- [Problem details]: An exact copy of every entry is required, without the pictures.

(Information given)

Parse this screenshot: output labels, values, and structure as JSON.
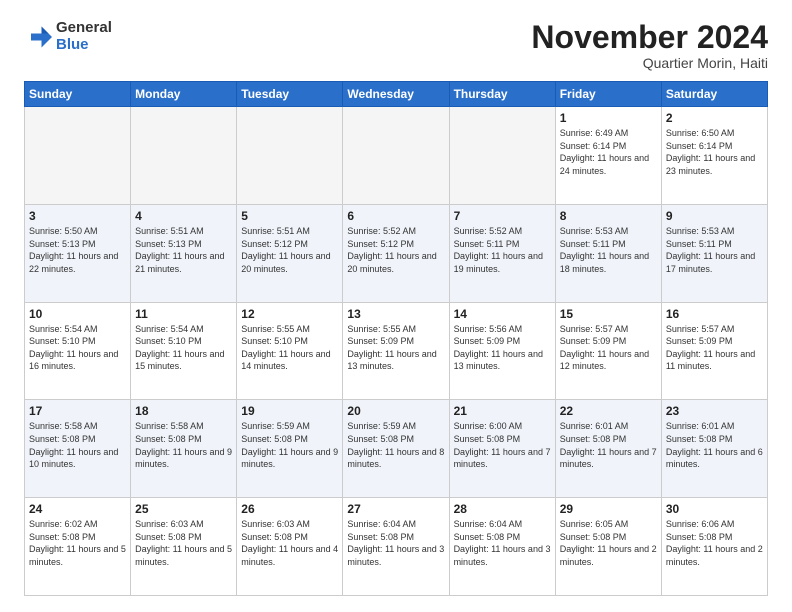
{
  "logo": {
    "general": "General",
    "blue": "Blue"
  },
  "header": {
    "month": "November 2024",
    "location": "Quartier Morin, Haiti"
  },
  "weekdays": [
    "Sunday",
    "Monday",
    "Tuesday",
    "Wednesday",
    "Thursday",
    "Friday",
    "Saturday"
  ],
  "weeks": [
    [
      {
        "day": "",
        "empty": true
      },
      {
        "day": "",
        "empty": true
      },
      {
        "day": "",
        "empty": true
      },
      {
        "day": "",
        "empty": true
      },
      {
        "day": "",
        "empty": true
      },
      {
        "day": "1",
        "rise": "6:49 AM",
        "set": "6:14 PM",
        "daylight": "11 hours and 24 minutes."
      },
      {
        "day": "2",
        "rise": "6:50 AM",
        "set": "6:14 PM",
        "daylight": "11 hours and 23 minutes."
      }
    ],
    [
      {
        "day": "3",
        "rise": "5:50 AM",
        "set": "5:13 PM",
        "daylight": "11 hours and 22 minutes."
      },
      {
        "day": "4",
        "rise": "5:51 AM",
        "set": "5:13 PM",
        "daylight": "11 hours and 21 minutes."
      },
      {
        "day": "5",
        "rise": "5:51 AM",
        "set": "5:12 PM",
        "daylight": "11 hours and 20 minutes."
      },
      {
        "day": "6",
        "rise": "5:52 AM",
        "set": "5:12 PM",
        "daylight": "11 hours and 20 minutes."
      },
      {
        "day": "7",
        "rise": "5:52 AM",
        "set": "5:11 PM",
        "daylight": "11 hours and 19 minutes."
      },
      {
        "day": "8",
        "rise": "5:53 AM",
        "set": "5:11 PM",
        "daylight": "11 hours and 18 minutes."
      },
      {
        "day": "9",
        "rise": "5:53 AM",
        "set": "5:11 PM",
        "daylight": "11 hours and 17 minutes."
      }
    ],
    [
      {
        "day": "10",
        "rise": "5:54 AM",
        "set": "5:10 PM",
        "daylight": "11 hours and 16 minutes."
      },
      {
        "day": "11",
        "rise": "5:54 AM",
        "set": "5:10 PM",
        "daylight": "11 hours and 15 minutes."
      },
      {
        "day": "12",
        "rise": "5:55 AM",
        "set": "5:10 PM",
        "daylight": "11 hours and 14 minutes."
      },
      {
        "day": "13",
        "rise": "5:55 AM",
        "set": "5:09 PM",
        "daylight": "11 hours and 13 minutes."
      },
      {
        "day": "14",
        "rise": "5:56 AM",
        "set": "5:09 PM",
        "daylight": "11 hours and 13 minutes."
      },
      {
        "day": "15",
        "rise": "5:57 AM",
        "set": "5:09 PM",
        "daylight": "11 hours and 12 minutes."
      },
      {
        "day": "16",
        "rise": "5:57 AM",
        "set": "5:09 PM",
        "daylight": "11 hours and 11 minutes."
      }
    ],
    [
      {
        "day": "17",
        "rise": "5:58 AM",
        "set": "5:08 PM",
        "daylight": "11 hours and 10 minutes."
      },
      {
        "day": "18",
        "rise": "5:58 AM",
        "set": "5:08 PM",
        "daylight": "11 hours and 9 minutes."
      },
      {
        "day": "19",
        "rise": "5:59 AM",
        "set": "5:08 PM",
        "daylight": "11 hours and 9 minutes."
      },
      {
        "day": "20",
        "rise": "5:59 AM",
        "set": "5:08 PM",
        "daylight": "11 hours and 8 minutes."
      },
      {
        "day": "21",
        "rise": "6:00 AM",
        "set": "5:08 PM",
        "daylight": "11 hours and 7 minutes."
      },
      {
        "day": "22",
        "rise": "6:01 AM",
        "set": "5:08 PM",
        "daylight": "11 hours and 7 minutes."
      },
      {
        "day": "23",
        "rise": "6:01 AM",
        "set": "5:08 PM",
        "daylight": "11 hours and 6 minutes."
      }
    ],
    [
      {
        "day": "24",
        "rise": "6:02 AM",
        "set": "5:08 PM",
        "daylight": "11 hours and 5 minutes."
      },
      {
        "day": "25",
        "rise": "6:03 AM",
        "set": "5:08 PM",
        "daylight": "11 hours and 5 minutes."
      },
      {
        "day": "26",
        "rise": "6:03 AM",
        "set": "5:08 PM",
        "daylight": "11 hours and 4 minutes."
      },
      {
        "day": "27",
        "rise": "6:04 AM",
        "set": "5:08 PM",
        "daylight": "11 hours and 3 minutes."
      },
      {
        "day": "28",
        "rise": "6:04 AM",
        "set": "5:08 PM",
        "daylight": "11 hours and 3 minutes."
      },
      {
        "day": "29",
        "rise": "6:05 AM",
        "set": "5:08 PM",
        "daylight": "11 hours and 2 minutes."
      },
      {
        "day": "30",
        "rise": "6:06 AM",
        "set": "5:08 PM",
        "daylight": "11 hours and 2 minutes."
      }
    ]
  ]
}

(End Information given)

- [Written solution]:
Parse this screenshot: output labels, values, and structure as JSON.
{
  "logo": {
    "general": "General",
    "blue": "Blue"
  },
  "header": {
    "month": "November 2024",
    "location": "Quartier Morin, Haiti"
  },
  "weekdays": [
    "Sunday",
    "Monday",
    "Tuesday",
    "Wednesday",
    "Thursday",
    "Friday",
    "Saturday"
  ],
  "weeks": [
    [
      {
        "day": "",
        "empty": true
      },
      {
        "day": "",
        "empty": true
      },
      {
        "day": "",
        "empty": true
      },
      {
        "day": "",
        "empty": true
      },
      {
        "day": "",
        "empty": true
      },
      {
        "day": "1",
        "rise": "6:49 AM",
        "set": "6:14 PM",
        "daylight": "11 hours and 24 minutes."
      },
      {
        "day": "2",
        "rise": "6:50 AM",
        "set": "6:14 PM",
        "daylight": "11 hours and 23 minutes."
      }
    ],
    [
      {
        "day": "3",
        "rise": "5:50 AM",
        "set": "5:13 PM",
        "daylight": "11 hours and 22 minutes."
      },
      {
        "day": "4",
        "rise": "5:51 AM",
        "set": "5:13 PM",
        "daylight": "11 hours and 21 minutes."
      },
      {
        "day": "5",
        "rise": "5:51 AM",
        "set": "5:12 PM",
        "daylight": "11 hours and 20 minutes."
      },
      {
        "day": "6",
        "rise": "5:52 AM",
        "set": "5:12 PM",
        "daylight": "11 hours and 20 minutes."
      },
      {
        "day": "7",
        "rise": "5:52 AM",
        "set": "5:11 PM",
        "daylight": "11 hours and 19 minutes."
      },
      {
        "day": "8",
        "rise": "5:53 AM",
        "set": "5:11 PM",
        "daylight": "11 hours and 18 minutes."
      },
      {
        "day": "9",
        "rise": "5:53 AM",
        "set": "5:11 PM",
        "daylight": "11 hours and 17 minutes."
      }
    ],
    [
      {
        "day": "10",
        "rise": "5:54 AM",
        "set": "5:10 PM",
        "daylight": "11 hours and 16 minutes."
      },
      {
        "day": "11",
        "rise": "5:54 AM",
        "set": "5:10 PM",
        "daylight": "11 hours and 15 minutes."
      },
      {
        "day": "12",
        "rise": "5:55 AM",
        "set": "5:10 PM",
        "daylight": "11 hours and 14 minutes."
      },
      {
        "day": "13",
        "rise": "5:55 AM",
        "set": "5:09 PM",
        "daylight": "11 hours and 13 minutes."
      },
      {
        "day": "14",
        "rise": "5:56 AM",
        "set": "5:09 PM",
        "daylight": "11 hours and 13 minutes."
      },
      {
        "day": "15",
        "rise": "5:57 AM",
        "set": "5:09 PM",
        "daylight": "11 hours and 12 minutes."
      },
      {
        "day": "16",
        "rise": "5:57 AM",
        "set": "5:09 PM",
        "daylight": "11 hours and 11 minutes."
      }
    ],
    [
      {
        "day": "17",
        "rise": "5:58 AM",
        "set": "5:08 PM",
        "daylight": "11 hours and 10 minutes."
      },
      {
        "day": "18",
        "rise": "5:58 AM",
        "set": "5:08 PM",
        "daylight": "11 hours and 9 minutes."
      },
      {
        "day": "19",
        "rise": "5:59 AM",
        "set": "5:08 PM",
        "daylight": "11 hours and 9 minutes."
      },
      {
        "day": "20",
        "rise": "5:59 AM",
        "set": "5:08 PM",
        "daylight": "11 hours and 8 minutes."
      },
      {
        "day": "21",
        "rise": "6:00 AM",
        "set": "5:08 PM",
        "daylight": "11 hours and 7 minutes."
      },
      {
        "day": "22",
        "rise": "6:01 AM",
        "set": "5:08 PM",
        "daylight": "11 hours and 7 minutes."
      },
      {
        "day": "23",
        "rise": "6:01 AM",
        "set": "5:08 PM",
        "daylight": "11 hours and 6 minutes."
      }
    ],
    [
      {
        "day": "24",
        "rise": "6:02 AM",
        "set": "5:08 PM",
        "daylight": "11 hours and 5 minutes."
      },
      {
        "day": "25",
        "rise": "6:03 AM",
        "set": "5:08 PM",
        "daylight": "11 hours and 5 minutes."
      },
      {
        "day": "26",
        "rise": "6:03 AM",
        "set": "5:08 PM",
        "daylight": "11 hours and 4 minutes."
      },
      {
        "day": "27",
        "rise": "6:04 AM",
        "set": "5:08 PM",
        "daylight": "11 hours and 3 minutes."
      },
      {
        "day": "28",
        "rise": "6:04 AM",
        "set": "5:08 PM",
        "daylight": "11 hours and 3 minutes."
      },
      {
        "day": "29",
        "rise": "6:05 AM",
        "set": "5:08 PM",
        "daylight": "11 hours and 2 minutes."
      },
      {
        "day": "30",
        "rise": "6:06 AM",
        "set": "5:08 PM",
        "daylight": "11 hours and 2 minutes."
      }
    ]
  ]
}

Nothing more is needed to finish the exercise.